The problem:
Which lines of the entries below contain the string "image"? Copy each one.

Items from an interface collection:
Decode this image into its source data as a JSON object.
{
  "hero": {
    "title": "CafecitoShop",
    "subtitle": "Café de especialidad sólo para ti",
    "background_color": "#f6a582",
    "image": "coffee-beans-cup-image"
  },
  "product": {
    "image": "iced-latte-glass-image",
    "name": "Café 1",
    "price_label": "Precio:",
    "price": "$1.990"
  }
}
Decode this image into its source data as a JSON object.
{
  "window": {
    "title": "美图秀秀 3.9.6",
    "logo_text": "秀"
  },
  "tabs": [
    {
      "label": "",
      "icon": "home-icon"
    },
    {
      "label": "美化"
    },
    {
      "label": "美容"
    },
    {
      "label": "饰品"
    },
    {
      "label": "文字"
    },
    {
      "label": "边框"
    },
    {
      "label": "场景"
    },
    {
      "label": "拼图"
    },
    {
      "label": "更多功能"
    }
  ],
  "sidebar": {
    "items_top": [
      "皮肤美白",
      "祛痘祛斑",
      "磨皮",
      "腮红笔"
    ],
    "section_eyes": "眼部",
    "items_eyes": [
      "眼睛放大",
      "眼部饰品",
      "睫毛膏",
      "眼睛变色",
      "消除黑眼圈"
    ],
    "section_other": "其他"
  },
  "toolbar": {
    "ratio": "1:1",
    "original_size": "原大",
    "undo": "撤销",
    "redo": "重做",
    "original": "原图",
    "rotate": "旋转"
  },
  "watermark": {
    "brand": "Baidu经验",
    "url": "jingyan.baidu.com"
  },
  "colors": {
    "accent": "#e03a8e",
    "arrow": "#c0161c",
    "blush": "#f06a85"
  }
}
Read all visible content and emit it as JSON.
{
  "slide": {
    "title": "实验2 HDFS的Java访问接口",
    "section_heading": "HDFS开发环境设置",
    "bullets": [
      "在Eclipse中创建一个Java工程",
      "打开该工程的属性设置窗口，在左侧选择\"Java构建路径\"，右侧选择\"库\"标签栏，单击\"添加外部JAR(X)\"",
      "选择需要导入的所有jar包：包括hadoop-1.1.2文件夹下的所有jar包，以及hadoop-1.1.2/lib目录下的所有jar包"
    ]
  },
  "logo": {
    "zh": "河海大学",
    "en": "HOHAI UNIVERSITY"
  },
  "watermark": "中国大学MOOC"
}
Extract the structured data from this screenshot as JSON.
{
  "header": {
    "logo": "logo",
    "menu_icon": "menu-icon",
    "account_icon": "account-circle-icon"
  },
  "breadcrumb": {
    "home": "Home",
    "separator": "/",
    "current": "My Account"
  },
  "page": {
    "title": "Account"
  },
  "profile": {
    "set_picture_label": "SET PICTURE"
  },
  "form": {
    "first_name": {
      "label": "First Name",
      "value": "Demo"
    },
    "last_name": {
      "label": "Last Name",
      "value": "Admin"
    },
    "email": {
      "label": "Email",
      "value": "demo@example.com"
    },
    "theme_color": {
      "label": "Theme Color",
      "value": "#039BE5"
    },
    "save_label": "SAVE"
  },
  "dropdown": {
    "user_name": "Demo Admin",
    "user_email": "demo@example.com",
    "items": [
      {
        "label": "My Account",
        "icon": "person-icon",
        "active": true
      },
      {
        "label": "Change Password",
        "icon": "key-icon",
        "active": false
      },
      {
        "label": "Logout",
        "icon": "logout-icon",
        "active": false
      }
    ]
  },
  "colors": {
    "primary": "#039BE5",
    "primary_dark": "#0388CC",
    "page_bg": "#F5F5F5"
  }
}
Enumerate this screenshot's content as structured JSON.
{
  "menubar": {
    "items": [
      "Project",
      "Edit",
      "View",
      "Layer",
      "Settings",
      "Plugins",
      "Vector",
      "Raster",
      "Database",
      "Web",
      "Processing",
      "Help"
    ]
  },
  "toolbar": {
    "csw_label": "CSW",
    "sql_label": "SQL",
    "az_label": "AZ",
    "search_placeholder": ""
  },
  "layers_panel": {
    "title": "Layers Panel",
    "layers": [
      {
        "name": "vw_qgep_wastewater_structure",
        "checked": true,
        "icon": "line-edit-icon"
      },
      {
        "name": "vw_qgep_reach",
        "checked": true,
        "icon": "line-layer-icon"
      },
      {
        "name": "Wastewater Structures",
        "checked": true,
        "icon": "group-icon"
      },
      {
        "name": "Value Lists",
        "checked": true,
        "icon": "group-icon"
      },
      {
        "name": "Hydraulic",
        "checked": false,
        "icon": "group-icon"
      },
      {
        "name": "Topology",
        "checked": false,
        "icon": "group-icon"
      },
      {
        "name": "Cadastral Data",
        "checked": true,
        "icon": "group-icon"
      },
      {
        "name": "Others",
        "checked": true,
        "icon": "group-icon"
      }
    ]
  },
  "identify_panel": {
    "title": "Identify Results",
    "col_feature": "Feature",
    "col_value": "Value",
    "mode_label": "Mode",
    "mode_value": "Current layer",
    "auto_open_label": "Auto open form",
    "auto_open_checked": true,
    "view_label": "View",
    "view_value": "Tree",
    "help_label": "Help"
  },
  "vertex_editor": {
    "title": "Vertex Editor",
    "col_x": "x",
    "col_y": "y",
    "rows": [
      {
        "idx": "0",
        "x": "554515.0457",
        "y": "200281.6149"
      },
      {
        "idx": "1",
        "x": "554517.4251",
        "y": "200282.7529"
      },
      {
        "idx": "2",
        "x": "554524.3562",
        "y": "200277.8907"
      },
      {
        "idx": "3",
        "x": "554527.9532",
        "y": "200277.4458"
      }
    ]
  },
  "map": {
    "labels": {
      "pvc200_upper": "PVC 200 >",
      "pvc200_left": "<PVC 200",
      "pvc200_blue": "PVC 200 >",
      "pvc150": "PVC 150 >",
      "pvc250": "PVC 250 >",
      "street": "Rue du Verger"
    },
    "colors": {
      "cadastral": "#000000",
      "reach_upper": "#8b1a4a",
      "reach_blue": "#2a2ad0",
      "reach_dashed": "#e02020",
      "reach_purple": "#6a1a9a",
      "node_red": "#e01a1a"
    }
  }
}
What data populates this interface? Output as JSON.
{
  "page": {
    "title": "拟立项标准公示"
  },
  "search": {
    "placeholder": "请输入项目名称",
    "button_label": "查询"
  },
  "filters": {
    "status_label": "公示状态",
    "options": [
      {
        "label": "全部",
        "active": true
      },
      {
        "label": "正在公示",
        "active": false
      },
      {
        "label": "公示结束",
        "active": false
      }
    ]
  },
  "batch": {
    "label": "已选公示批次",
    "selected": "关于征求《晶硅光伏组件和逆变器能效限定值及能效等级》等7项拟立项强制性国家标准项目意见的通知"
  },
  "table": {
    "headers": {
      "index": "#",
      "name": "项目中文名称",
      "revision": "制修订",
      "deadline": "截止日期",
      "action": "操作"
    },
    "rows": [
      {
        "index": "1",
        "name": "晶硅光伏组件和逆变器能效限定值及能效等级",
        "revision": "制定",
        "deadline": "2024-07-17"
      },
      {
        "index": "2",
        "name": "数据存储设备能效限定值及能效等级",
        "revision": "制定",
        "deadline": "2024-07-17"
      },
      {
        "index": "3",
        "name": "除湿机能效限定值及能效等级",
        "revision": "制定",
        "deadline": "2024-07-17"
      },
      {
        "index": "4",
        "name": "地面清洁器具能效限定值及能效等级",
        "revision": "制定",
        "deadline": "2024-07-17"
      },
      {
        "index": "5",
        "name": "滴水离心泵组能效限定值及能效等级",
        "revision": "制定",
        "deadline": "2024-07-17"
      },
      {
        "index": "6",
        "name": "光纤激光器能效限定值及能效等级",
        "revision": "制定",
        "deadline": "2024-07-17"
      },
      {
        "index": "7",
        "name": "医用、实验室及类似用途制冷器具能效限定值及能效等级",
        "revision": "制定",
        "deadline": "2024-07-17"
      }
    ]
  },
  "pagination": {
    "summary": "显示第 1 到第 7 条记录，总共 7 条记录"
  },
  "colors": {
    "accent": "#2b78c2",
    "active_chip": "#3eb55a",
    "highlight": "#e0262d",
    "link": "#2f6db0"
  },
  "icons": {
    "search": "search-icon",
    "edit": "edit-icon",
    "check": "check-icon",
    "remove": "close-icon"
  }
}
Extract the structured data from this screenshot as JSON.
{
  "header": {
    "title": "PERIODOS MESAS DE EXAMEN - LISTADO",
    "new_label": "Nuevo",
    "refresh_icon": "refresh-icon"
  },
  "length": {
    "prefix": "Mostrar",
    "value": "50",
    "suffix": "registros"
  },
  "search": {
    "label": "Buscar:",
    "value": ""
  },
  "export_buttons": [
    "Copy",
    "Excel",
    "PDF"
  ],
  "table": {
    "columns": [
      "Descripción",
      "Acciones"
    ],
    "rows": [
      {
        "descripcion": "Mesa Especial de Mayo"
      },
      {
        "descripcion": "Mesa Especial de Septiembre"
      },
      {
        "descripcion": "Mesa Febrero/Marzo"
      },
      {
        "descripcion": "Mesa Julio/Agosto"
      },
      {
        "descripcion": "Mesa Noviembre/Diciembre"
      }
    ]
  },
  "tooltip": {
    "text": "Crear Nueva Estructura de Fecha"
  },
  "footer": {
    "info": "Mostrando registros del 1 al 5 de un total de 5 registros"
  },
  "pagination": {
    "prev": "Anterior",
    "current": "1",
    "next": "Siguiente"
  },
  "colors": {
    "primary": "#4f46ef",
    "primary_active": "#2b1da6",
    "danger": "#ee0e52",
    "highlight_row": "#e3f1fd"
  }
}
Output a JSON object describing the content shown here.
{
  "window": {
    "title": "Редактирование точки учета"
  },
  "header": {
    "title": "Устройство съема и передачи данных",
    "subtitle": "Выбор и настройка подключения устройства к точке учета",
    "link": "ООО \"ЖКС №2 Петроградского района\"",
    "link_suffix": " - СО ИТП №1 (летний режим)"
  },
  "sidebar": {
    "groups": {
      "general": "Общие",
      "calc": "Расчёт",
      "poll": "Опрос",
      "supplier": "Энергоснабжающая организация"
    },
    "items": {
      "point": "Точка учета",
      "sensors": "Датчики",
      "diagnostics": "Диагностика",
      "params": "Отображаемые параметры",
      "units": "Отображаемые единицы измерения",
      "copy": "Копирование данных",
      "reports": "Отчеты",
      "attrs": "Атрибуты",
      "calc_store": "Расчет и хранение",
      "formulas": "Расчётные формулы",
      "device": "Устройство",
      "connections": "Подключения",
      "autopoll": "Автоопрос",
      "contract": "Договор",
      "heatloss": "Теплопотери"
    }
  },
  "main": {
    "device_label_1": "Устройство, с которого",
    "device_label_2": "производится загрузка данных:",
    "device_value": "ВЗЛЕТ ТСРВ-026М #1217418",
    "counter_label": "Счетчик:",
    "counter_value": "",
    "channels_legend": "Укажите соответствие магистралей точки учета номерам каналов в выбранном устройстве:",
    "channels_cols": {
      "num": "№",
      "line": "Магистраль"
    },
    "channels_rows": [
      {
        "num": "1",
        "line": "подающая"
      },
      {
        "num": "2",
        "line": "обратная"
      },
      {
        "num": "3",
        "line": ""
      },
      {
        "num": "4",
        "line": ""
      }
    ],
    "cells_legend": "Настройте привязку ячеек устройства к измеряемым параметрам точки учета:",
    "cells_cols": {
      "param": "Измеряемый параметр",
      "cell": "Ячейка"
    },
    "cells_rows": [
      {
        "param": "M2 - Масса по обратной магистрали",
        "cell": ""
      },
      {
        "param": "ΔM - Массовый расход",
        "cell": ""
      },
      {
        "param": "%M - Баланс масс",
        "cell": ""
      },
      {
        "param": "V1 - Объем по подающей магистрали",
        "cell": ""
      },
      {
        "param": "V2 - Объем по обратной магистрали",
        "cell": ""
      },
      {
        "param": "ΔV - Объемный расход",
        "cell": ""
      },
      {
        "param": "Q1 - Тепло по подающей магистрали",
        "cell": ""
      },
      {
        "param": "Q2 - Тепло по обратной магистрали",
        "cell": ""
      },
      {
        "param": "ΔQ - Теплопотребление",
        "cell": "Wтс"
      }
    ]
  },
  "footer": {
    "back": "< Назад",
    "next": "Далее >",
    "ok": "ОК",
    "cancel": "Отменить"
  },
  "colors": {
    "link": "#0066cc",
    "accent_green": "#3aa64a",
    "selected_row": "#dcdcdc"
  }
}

Answer for the task:
Decode this image into its source data as a JSON object.
    "image": "coffee-beans-cup-image"
    "image": "iced-latte-glass-image",
Decode this image into its source data as a JSON object.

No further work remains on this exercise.